## Prompt
Below are records; copy every line among them that contains the word "this".

## Listed records
=-=-=

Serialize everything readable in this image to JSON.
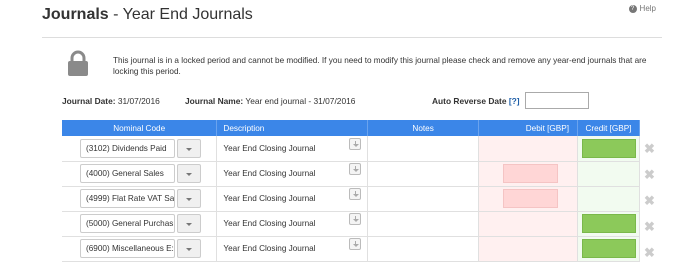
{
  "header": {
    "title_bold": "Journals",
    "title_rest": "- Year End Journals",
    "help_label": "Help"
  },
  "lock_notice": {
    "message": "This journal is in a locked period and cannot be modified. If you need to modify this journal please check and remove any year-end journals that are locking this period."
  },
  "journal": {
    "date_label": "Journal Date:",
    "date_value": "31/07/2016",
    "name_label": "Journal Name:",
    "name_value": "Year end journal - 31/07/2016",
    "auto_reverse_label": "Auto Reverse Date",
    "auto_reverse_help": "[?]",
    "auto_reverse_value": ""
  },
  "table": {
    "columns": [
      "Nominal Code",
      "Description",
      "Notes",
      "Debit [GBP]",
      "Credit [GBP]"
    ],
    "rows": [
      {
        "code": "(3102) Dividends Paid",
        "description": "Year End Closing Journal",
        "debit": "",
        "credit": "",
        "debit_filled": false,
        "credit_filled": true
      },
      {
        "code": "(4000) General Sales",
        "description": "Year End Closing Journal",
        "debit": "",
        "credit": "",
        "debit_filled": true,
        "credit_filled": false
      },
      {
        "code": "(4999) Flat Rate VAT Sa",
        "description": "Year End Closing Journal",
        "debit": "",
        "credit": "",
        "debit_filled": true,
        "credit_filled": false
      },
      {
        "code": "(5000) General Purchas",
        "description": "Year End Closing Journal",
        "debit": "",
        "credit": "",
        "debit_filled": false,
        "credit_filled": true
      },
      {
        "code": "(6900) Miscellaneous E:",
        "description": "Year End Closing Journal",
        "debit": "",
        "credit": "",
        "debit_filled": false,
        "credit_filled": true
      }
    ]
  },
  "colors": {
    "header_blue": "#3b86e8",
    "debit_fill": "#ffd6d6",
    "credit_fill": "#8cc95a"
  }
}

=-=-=

## Task output
Serialize everything readable in this image to JSON.
    "message": "This journal is in a locked period and cannot be modified. If you need to modify this journal please check and remove any year-end journals that are locking this period."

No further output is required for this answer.